Beware the ides of March.
Last month, Blue Cross Blue Shield (BCBS) of Illinois announced that it would no longer reimburse for full-field digital mammography (FFDM) on the grounds that it is investigational.

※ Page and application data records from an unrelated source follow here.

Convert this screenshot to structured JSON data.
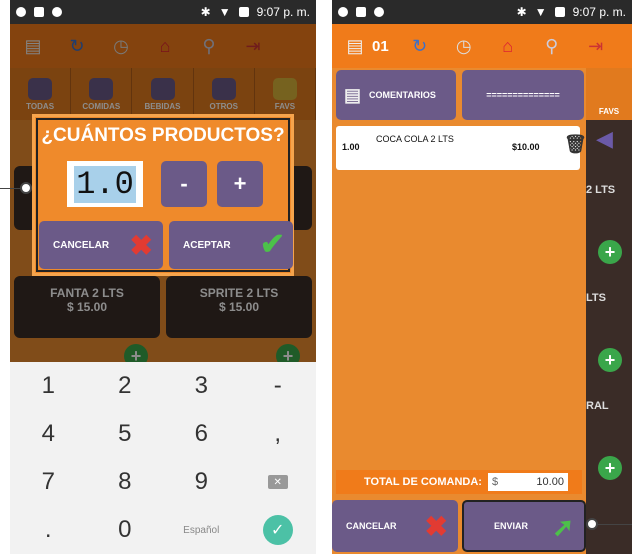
{
  "left": {
    "status": {
      "time": "9:07 p. m."
    },
    "categories": [
      "TODAS",
      "COMIDAS",
      "BEBIDAS",
      "OTROS",
      "FAVS"
    ],
    "products": [
      {
        "name": "FANTA 2 LTS",
        "price": "$ 15.00"
      },
      {
        "name": "SPRITE 2 LTS",
        "price": "$ 15.00"
      }
    ],
    "dialog": {
      "title": "¿CUÁNTOS PRODUCTOS?",
      "quantity": "1.0",
      "minus": "-",
      "plus": "+",
      "cancel": "CANCELAR",
      "accept": "ACEPTAR"
    },
    "keyboard": {
      "keys": [
        "1",
        "2",
        "3",
        "-",
        "4",
        "5",
        "6",
        ",",
        "7",
        "8",
        "9",
        "",
        "",
        "0",
        "Español",
        ""
      ]
    }
  },
  "right": {
    "status": {
      "time": "9:07 p. m."
    },
    "order_number": "01",
    "buttons": {
      "comments": "COMENTARIOS",
      "blank": "=============="
    },
    "item": {
      "qty": "1.00",
      "name": "COCA COLA 2 LTS",
      "price": "$10.00"
    },
    "side_labels": [
      "FAVS",
      "2 LTS",
      "LTS",
      "RAL"
    ],
    "total_label": "TOTAL DE COMANDA:",
    "total_currency": "$",
    "total_value": "10.00",
    "cancel": "CANCELAR",
    "send": "ENVIAR"
  },
  "colors": {
    "accent": "#f07b1a",
    "button": "#6b5a88",
    "add": "#3aa64a",
    "cancel_x": "#e23b32",
    "ok": "#4cc14a"
  }
}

A little history is in order. The FDA cleared the first commercial FFDM unit for use in the United States in January 2000; the second was cleared in September 2001; and a third was cleared in March 2002. In a move that elicited both surprise from radiologists who have grown accustomed to bad news on the mammography reimbursement front and delight from vendors of FFDM, CMS announced a new code for FFDM in 2001 that represented a generous increase on the technical side (nearly $50) over and above what would be paid for an analog screening mammogram, which also was increased though not enough to meet the American College of Radiology (ACR) then-estimated break-even cost of about $95. The new code drew criticism from the ACR and dissent among many mammographers who believe that there should be one code for all screening mammograms that would at least cover the costs of doing the examination on an analog machine while awaiting results of the ACRIN trial comparing the analog and digital technologies.

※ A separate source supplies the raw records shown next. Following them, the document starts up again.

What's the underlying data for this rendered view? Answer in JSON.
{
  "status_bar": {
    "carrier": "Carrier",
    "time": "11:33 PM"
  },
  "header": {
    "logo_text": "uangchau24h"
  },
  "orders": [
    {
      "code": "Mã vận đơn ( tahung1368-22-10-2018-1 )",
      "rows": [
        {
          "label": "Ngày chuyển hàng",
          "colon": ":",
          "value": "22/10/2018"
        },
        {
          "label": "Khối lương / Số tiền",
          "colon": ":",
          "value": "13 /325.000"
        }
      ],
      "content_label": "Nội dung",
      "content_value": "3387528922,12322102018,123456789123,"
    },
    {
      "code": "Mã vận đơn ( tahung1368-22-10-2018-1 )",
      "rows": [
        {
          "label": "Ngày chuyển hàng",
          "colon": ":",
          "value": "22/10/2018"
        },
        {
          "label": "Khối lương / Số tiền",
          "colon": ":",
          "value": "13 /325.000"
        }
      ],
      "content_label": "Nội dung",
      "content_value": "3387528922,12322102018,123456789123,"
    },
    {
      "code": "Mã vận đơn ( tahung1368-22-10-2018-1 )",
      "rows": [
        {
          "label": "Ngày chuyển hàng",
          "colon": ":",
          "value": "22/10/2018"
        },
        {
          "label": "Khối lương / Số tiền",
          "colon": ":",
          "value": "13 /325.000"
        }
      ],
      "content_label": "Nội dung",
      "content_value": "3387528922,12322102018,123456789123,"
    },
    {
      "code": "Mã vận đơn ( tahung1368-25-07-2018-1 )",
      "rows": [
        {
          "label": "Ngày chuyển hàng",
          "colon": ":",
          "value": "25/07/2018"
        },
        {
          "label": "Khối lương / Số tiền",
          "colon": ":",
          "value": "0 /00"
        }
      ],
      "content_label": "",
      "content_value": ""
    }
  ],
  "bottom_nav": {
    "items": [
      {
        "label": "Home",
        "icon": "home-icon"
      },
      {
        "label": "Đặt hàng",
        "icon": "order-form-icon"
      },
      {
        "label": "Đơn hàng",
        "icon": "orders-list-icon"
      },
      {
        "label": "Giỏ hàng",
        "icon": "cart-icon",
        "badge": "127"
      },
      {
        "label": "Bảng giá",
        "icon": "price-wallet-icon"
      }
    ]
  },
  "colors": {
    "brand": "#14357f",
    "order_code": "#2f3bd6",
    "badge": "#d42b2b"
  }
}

BCBS of Illinois cites an assessment of FFDM performed by the BCBS Association Technology Evaluation Center (TEC). Five criteria need to be met in order to be approved by TEC, which maintained that the technology met only the first criterionapproval by the appropriate governmental regulatory bodies. It was the opinion of TEC that the remaining four were not met ( http://www.bcbs.com/tec/vol17/17_07.html ).

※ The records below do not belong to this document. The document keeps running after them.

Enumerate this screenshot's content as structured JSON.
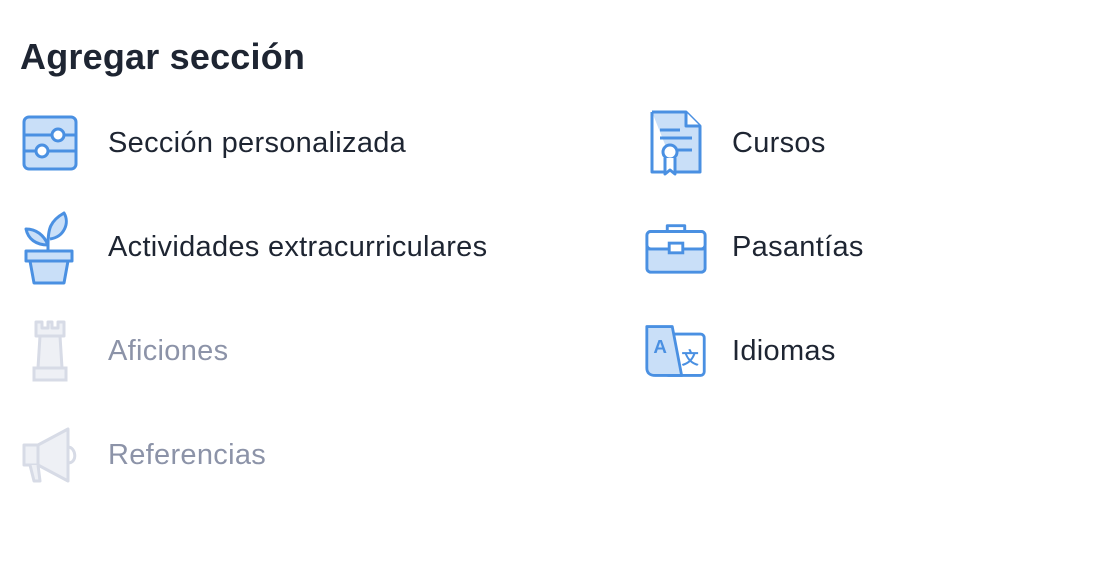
{
  "header": {
    "title": "Agregar sección"
  },
  "colors": {
    "icon_active": "#4a90e2",
    "icon_fill": "#c9dff8",
    "icon_disabled": "#d7dbe6",
    "text_active": "#1e2532",
    "text_disabled": "#8c93a8"
  },
  "sections": {
    "left": [
      {
        "label": "Sección personalizada",
        "icon": "sliders-icon",
        "enabled": true
      },
      {
        "label": "Actividades extracurriculares",
        "icon": "plant-pot-icon",
        "enabled": true
      },
      {
        "label": "Aficiones",
        "icon": "chess-rook-icon",
        "enabled": false
      },
      {
        "label": "Referencias",
        "icon": "megaphone-icon",
        "enabled": false
      }
    ],
    "right": [
      {
        "label": "Cursos",
        "icon": "certificate-icon",
        "enabled": true
      },
      {
        "label": "Pasantías",
        "icon": "briefcase-icon",
        "enabled": true
      },
      {
        "label": "Idiomas",
        "icon": "translate-icon",
        "enabled": true
      }
    ]
  }
}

BCBS of Illinois is not the first payor to attempt to slow the march of technology. But it does represent a curious reversal of the payor’s previous practice of reimbursing for FFDM. Did it use new data on which to base its decision? No, the decision was based on a report dated July 2002 that cited old data generated on technology that has had at least two iterations since then. In fact, several newer studies were ignored. Will the payor cave into pressure from Illinois mammographers and agree to reimburse for FFDM…but at the analog rate?
The question must be asked: Is this about money or science?
The rising cost of health care is a serious issue. The same week BCBS of Illinois announced its decision, a report from the trustees of Medicare and Social Security predicted the Medicare fund would be bankrupt in 2019, 7 years prior to what was predicted just 1 year ago. But if BCBS of Illinois wants to cut costs, why not look at the dramatic rise in office-based imaging done by nonradiologists (see “Who Gets Paid What?,” page 11), and support breast imaging programs instead of imperiling them. FFDM is FDA approved, it has proven patient, provider, and payor benefits, and it is the linchpin of the future of the digital radiology department. Women at some facilities are now dependent on the digital technology for their breast health. In the meantime, the ACRIN trial recently stopped accruing patients at about 50,000 and results are expected in 1 year. At this point one thing is certain: In the absence of consensus will rise the hegemony of the payor. n